Most of us wouldn’t trust just anyone to watch our children, home, or pets, right? And we typically don’t hire just anyone who applies for employment, do we? What about the guy living out of his van offering low cost tax prep? Probably not your first choice this tax season.
It’s our instinct to take the time to look into these people and perform the due diligence and oversight necessary to assure us that we’re entrusting the right people with our assets. A similar approach needs to be taken when it comes to entrusting vendors with your organization’s systems and data, as well as your clients’ data
The world of work will be radically different in the future. From hyper-surveillance of staff to digital nomadism to robots taking jobs—how, where and why we work is changing beyond all recognition.
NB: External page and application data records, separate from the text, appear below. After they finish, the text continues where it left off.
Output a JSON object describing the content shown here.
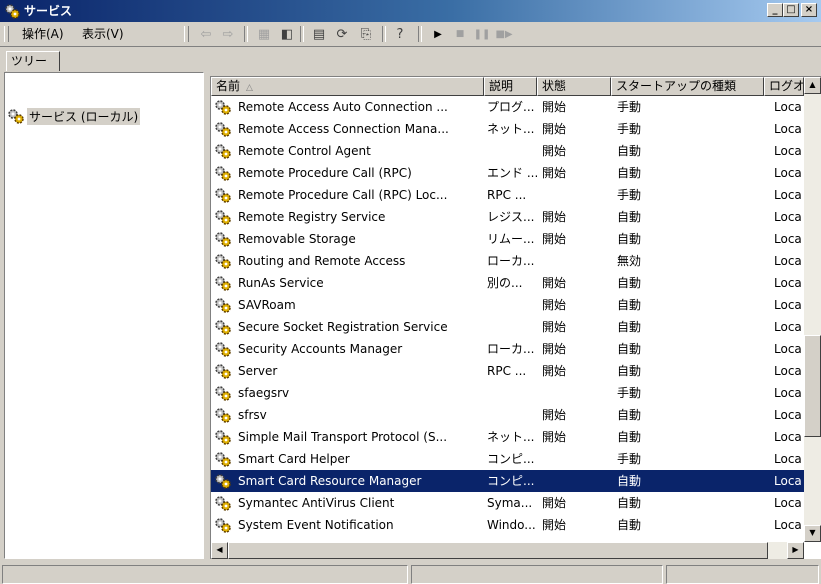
{
  "window": {
    "title": "サービス",
    "controls": {
      "minimize": "_",
      "maximize": "□",
      "close": "×"
    }
  },
  "menu": {
    "action_label": "操作(A)",
    "view_label": "表示(V)"
  },
  "toolbar": {
    "icons": [
      "back-icon",
      "forward-icon",
      "up-folder-icon",
      "show-tree-icon",
      "properties-icon",
      "refresh-icon",
      "export-list-icon",
      "help-icon",
      "start-service-icon",
      "stop-service-icon",
      "pause-service-icon",
      "restart-service-icon"
    ]
  },
  "tree": {
    "tab_label": "ツリー",
    "root_label": "サービス (ローカル)"
  },
  "list": {
    "columns": [
      {
        "label": "名前"
      },
      {
        "label": "説明"
      },
      {
        "label": "状態"
      },
      {
        "label": "スタートアップの種類"
      },
      {
        "label": "ログオ"
      }
    ],
    "rows": [
      {
        "name": "Remote Access Auto Connection ...",
        "desc": "プログ...",
        "status": "開始",
        "startup": "手動",
        "logon": "Loca"
      },
      {
        "name": "Remote Access Connection Mana...",
        "desc": "ネット...",
        "status": "開始",
        "startup": "手動",
        "logon": "Loca"
      },
      {
        "name": "Remote Control Agent",
        "desc": "",
        "status": "開始",
        "startup": "自動",
        "logon": "Loca"
      },
      {
        "name": "Remote Procedure Call (RPC)",
        "desc": "エンド ...",
        "status": "開始",
        "startup": "自動",
        "logon": "Loca"
      },
      {
        "name": "Remote Procedure Call (RPC) Loc...",
        "desc": "RPC ...",
        "status": "",
        "startup": "手動",
        "logon": "Loca"
      },
      {
        "name": "Remote Registry Service",
        "desc": "レジス...",
        "status": "開始",
        "startup": "自動",
        "logon": "Loca"
      },
      {
        "name": "Removable Storage",
        "desc": "リムー...",
        "status": "開始",
        "startup": "自動",
        "logon": "Loca"
      },
      {
        "name": "Routing and Remote Access",
        "desc": "ローカ...",
        "status": "",
        "startup": "無効",
        "logon": "Loca"
      },
      {
        "name": "RunAs Service",
        "desc": "別の...",
        "status": "開始",
        "startup": "自動",
        "logon": "Loca"
      },
      {
        "name": "SAVRoam",
        "desc": "",
        "status": "開始",
        "startup": "自動",
        "logon": "Loca"
      },
      {
        "name": "Secure Socket Registration Service",
        "desc": "",
        "status": "開始",
        "startup": "自動",
        "logon": "Loca"
      },
      {
        "name": "Security Accounts Manager",
        "desc": "ローカ...",
        "status": "開始",
        "startup": "自動",
        "logon": "Loca"
      },
      {
        "name": "Server",
        "desc": "RPC ...",
        "status": "開始",
        "startup": "自動",
        "logon": "Loca"
      },
      {
        "name": "sfaegsrv",
        "desc": "",
        "status": "",
        "startup": "手動",
        "logon": "Loca"
      },
      {
        "name": "sfrsv",
        "desc": "",
        "status": "開始",
        "startup": "自動",
        "logon": "Loca"
      },
      {
        "name": "Simple Mail Transport Protocol (S...",
        "desc": "ネット...",
        "status": "開始",
        "startup": "自動",
        "logon": "Loca"
      },
      {
        "name": "Smart Card Helper",
        "desc": "コンピ...",
        "status": "",
        "startup": "手動",
        "logon": "Loca"
      },
      {
        "name": "Smart Card Resource Manager",
        "desc": "コンピ...",
        "status": "",
        "startup": "自動",
        "logon": "Loca",
        "selected": true
      },
      {
        "name": "Symantec AntiVirus Client",
        "desc": "Syma...",
        "status": "開始",
        "startup": "自動",
        "logon": "Loca"
      },
      {
        "name": "System Event Notification",
        "desc": "Windo...",
        "status": "開始",
        "startup": "自動",
        "logon": "Loca"
      }
    ]
  },
  "status_bar": {
    "panels": [
      "",
      "",
      ""
    ]
  },
  "colors": {
    "selection": "#0a246a",
    "title_start": "#0a246a",
    "title_end": "#a6caf0",
    "face": "#d4d0c8"
  }
}
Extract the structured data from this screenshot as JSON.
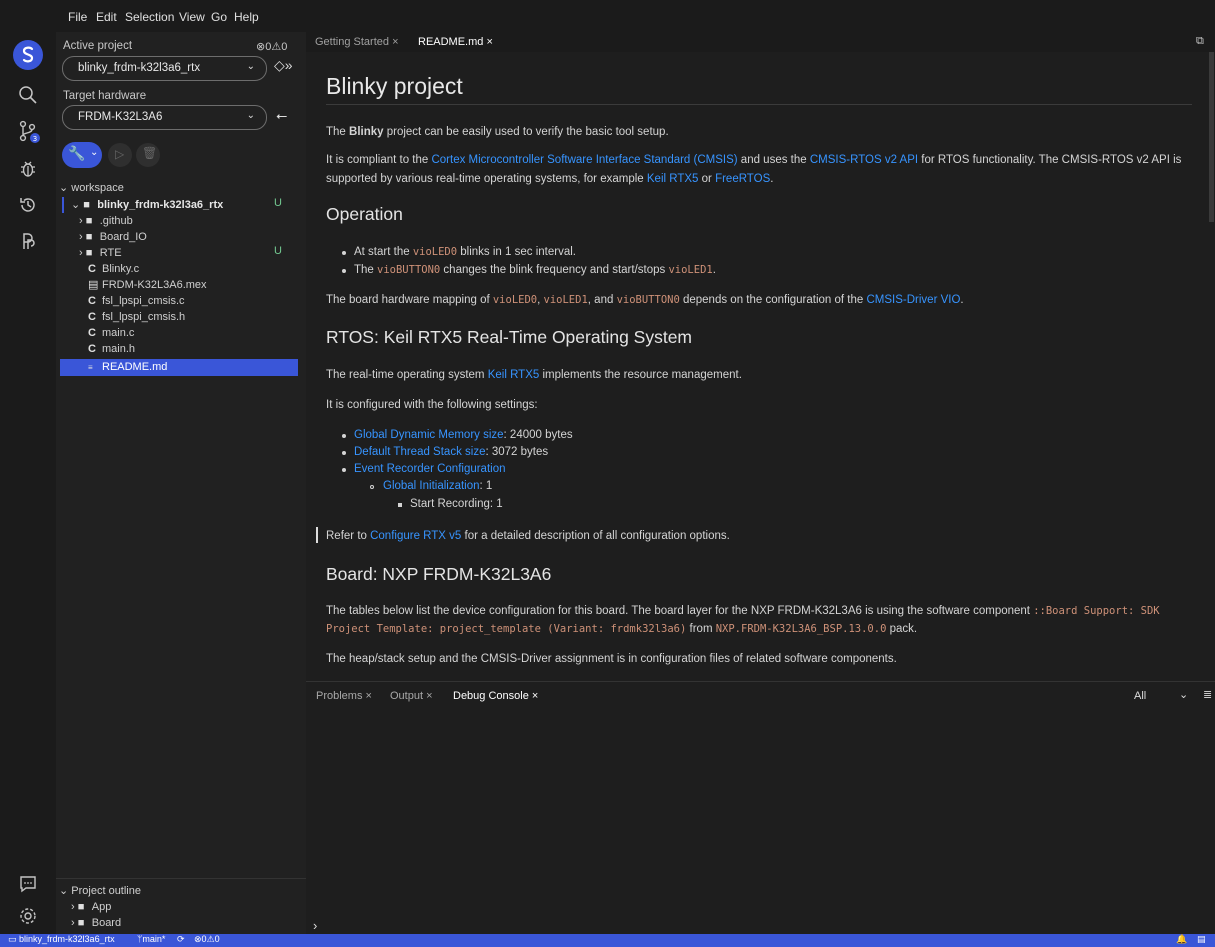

This is the workforce of the future. Technology is transforming the world of work beyond all recognition creating groundbreaking opportunities. But it’s also eroding the rights of workers. Some even fear a dystopian jobless future. But are these anxieties overblown? How we react to this brave new world of work today will shape societies for generations to come. What are the forces shaping how people live and work and how power is wielded in the modern age? NOW AND NEXT reveals the pressures, the plans and the likely tipping points for enduring global change. Understand what is really transforming the world today – and discover what may lie in store tomorrow.
The discussion here should be about how technology is transforming work and who does that work, and most importantly what is the student doing to prepare themselves to be productive in this transformed world. I use the phrase “tech-savvy” a lot during my discussions to get away from “coding”, “databases” and other highly technical topics. “Everyone needs to be tech-savvy” in this new world.
Each paradigmatic shift in the workspace has always been accompanied with a restive period in human history. In the early 19th century, as the first Industrial Revolution took root in the UK, and mechanisation came to replace the predominantly agrarian economy, a group of workers took to violent protests smashing machines that deprived them of their livelihood. Called the ‘Luddites’, they gave anti-mechanisation an identity that transcended centuries and came to be associated even with the likes of Ted Kaczynski, a Harvard math prodigy who parcelled 16 bombs to universities and airlines to halt the relentless march of technology in the 1970s and ’80s.
“Technology will actually democratize opportunity. When the new 5G network is implemented and the next billion goes online, opportunity will be in the hands of everyone with a good idea. It’ll be the age of betapreneurs, entrepreneurs who, enabled by technology, can rapidly test and scale ideas, and bring them to market.” What does it mean to “democratize opportunity”?
“Data detective/data broker ” is listed as the top “new job”. What are you doing to improve your data skills?